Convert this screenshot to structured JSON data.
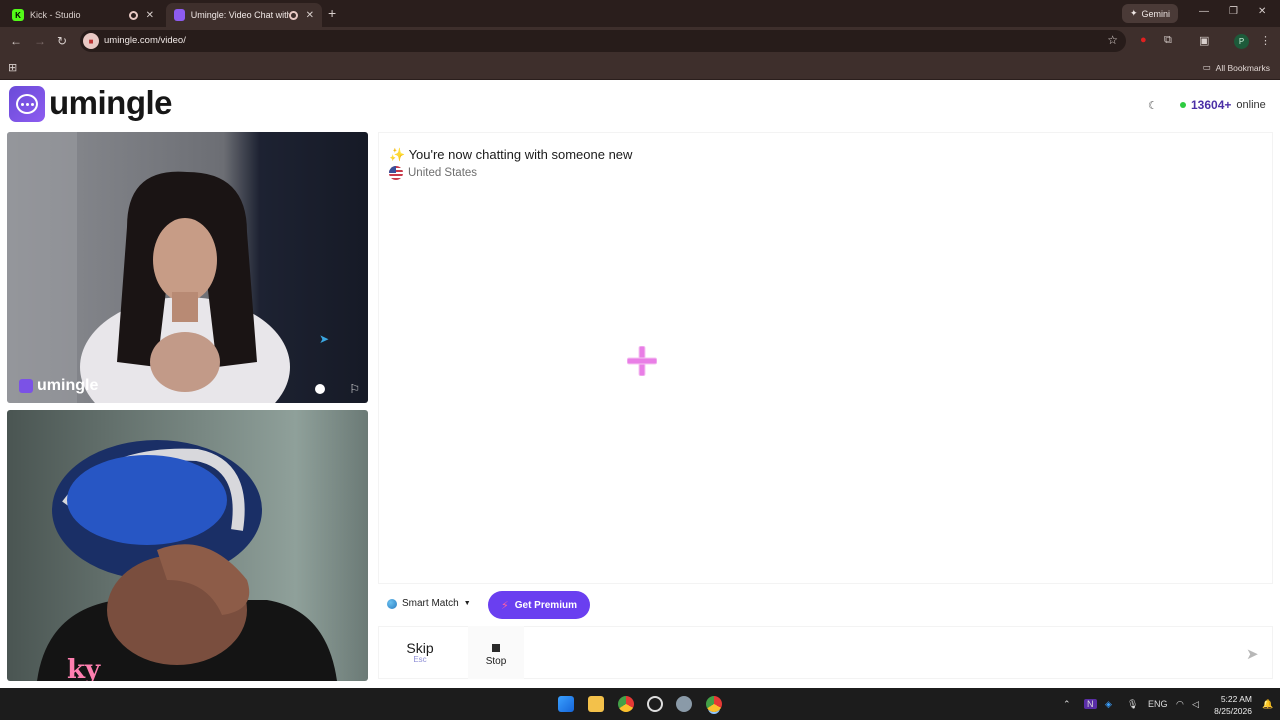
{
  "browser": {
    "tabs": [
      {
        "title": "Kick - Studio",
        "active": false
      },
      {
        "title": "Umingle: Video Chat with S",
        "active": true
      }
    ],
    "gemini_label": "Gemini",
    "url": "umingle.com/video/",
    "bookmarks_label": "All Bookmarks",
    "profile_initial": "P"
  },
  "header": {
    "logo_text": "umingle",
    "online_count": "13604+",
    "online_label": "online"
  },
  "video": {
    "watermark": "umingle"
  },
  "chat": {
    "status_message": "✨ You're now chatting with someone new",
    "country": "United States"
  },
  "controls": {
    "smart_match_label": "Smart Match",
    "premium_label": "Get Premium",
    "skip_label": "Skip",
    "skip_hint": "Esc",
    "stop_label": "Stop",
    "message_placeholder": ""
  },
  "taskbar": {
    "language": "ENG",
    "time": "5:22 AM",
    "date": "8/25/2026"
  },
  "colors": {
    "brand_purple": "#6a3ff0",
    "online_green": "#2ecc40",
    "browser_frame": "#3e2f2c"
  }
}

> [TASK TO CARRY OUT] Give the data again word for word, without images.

> [SOLUTION TO THIS TASK]
Convert this screenshot to structured JSON data.
{
  "browser": {
    "tabs": [
      {
        "title": "Kick - Studio",
        "active": false
      },
      {
        "title": "Umingle: Video Chat with S",
        "active": true
      }
    ],
    "gemini_label": "Gemini",
    "url": "umingle.com/video/",
    "bookmarks_label": "All Bookmarks",
    "profile_initial": "P"
  },
  "header": {
    "logo_text": "umingle",
    "online_count": "13604+",
    "online_label": "online"
  },
  "video": {
    "watermark": "umingle"
  },
  "chat": {
    "status_message": "✨ You're now chatting with someone new",
    "country": "United States"
  },
  "controls": {
    "smart_match_label": "Smart Match",
    "premium_label": "Get Premium",
    "skip_label": "Skip",
    "skip_hint": "Esc",
    "stop_label": "Stop",
    "message_placeholder": ""
  },
  "taskbar": {
    "language": "ENG",
    "time": "5:22 AM",
    "date": "8/25/2026"
  },
  "colors": {
    "brand_purple": "#6a3ff0",
    "online_green": "#2ecc40",
    "browser_frame": "#3e2f2c"
  }
}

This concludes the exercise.